This rogue regime we suffer under has acquired several trademarks. It is unconscionably vicious towards dissent, it is monumentally incompetent, and it is a master of gaslighting. I’ve touched on this latter theme before, as a refresher
Gaslighting: a form of psychological manipulation that occurs when an abuser makes a victim doubt their own perceptions, memories, and sanity.
The 1938 stage play Gas Light, known as Angel Street in the United States, and the film adaptations released in 1940 and 1944 motivated the origin of the term because of the systematic psychological manipulation used by the main character on a victim. The plot concerns a husband who attempts to convince his wife and others that she is insane by manipulating small elements of their environment, and subsequently, insisting that she is mistaken or remembering things incorrectly when she points out these changes. The original title stems from the dimming of the gas lights in the house that happened when the husband was using the gas lights in the attic while searching for hidden treasure. The wife accurately notices the dimming lights and discusses the phenomenon, but the husband insists she is imagining a change in the level of illumination.
One of the underlying principles of the Iran nuclear negotiations has been that Iran had to fully disclose the full parameters of it nuclear research. This is to include the military dimension. Iran has balked at that and now the administration has decided that disclosure was never really a requirement and that if it was a requirement that the US had “absolute knowledge” of their actions.
Kerry suggested that Iran would not have to fully account for any past atomic weapons research as part of reaching a nuclear deal, affirming earlier reports that the U.S. wouldn’t make that a condition.
The U.S. has for years pressed Iran to come clean about the “possible military dimensions” of its nuclear program, while Iran insists the program is entirely peaceful.
“The possible military dimensions, frankly, gets distorted a little bit in some of the discussion, in that we’re not fixated on Iran specifically accounting for what they did at one point in time or another,” Kerry said. “We know what they did. We have no doubt. We have absolute knowledge with respect to the certain military activities they were engaged in. What we’re concerned about is going forward. It’s critical to us to know that going forward, those activities have been stopped, and that we can account for that in a legitimate way.”
Kerry said the talks, which have a deadline of June 30, “remain tough,” but insisted the United States had not changed its position “one iota” in recent months.
This could actually be a vignette from Orwells’ “1984.”
Last week the AP confirmed last week that the P5+1 has collapsed on the demand that Iran come clean about its past atomic work.
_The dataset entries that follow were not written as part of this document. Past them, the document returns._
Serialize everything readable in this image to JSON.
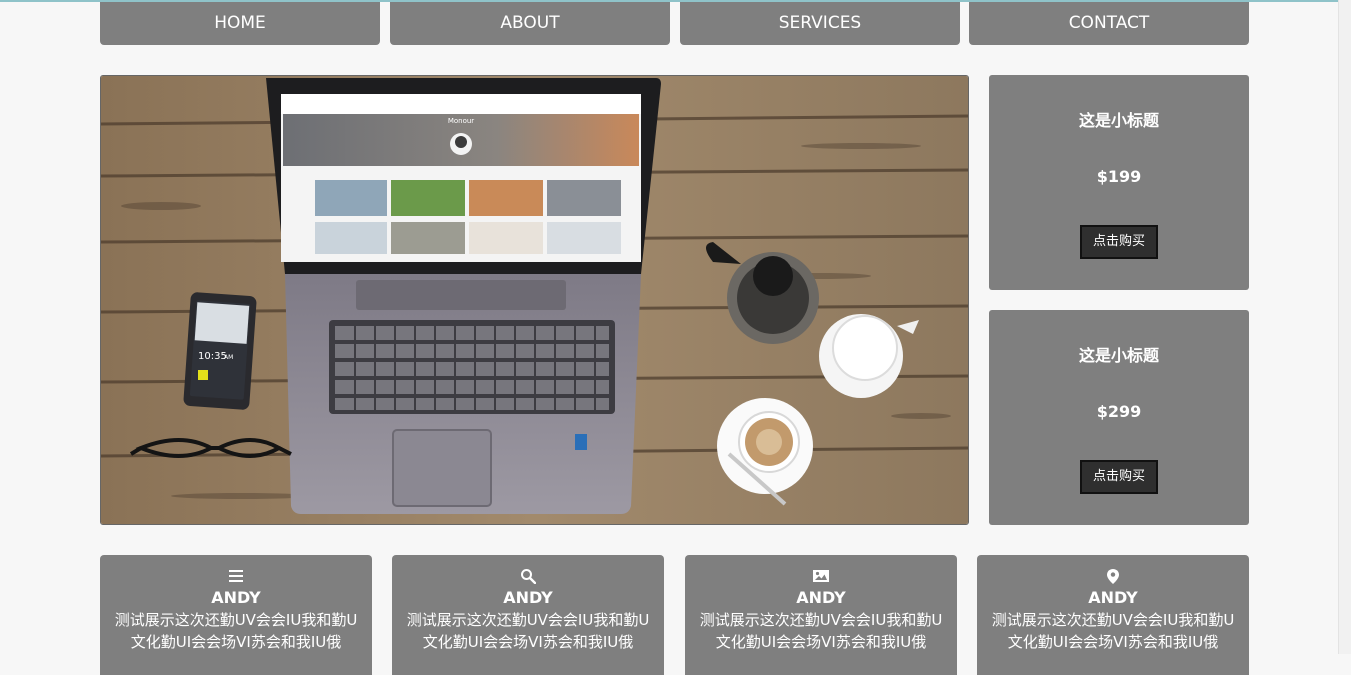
{
  "nav": {
    "items": [
      "HOME",
      "ABOUT",
      "SERVICES",
      "CONTACT"
    ]
  },
  "cards": [
    {
      "title": "这是小标题",
      "price": "$199",
      "button": "点击购买"
    },
    {
      "title": "这是小标题",
      "price": "$299",
      "button": "点击购买"
    }
  ],
  "features": [
    {
      "icon": "menu-icon",
      "name": "ANDY",
      "desc": "测试展示这次还勤UV会会IU我和勤U文化勤UI会会场VI苏会和我IU俄"
    },
    {
      "icon": "search-icon",
      "name": "ANDY",
      "desc": "测试展示这次还勤UV会会IU我和勤U文化勤UI会会场VI苏会和我IU俄"
    },
    {
      "icon": "image-icon",
      "name": "ANDY",
      "desc": "测试展示这次还勤UV会会IU我和勤U文化勤UI会会场VI苏会和我IU俄"
    },
    {
      "icon": "map-marker-icon",
      "name": "ANDY",
      "desc": "测试展示这次还勤UV会会IU我和勤U文化勤UI会会场VI苏会和我IU俄"
    }
  ],
  "phone_screen": {
    "time": "10:35",
    "ampm": "AM"
  },
  "laptop_screen": {
    "profile_name": "Monour"
  },
  "colors": {
    "panel": "#7f7f7f",
    "button": "#2f2f2f",
    "page_bg": "#f7f7f7",
    "accent_line": "#8fc3c9"
  }
}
Without this baseline of knowledge there is no way any verification regime can work. The verification process is based on trusting Iran as they’ve said they will not tolerate no-notice inspections of civilian facilities or any inspections of military facilities. Unless they reveal their research there is no way of confirming they’ve stopped it. Absent verification there is no way he can know if the activities have stopped and without good faith cooperation by the Iranians he can’t have “absolute knowledge.”
Back on March 23, Yukiya Amano, chief of the International Atomic Energy Agency, the agency responsible for verifying Iran’s compliance had this to say:
“[W]hat we don’t know whether they have undeclared activities or something else. We don’t know what they did in the past. So, we know a part of their activities, but we cannot tell we know all their activities. And that is why we cannot say that all the activities in Iran is in peaceful purposes”.
This is not an anomaly, just last week he said:
“[T]he Agency is not in a position to provide credible assurance about the absence of undeclared nuclear material and activities in Iran, and therefore to conclude that all nuclear material in Iran is in peaceful activities”.
What we don’t have “absolute knowledge of.”
1. How far Iran got on testing nuclear detonators;
2. If Iran maintains the infrastructure to do further tests and build on that work;
3. If Iran diverted nuclear material, including enriched material;
4. What nuclear assets and knowledge Iran acquired from North Korea and is keeping on the shelf;
5. Ditto from Russia
6. How Iran evaded inspectors and sanctions in the past; and
7. What the Iranians destroyed when it demolished the Parchin nuclear site where it did nuclear work.
Now, thanks to Bob Corker, Obama is free to pursue his nuclear deal without requiring the Iranians to do anything whatsoever. But it doesn’t matter because we never cared anyway and besides that we know all we need to know.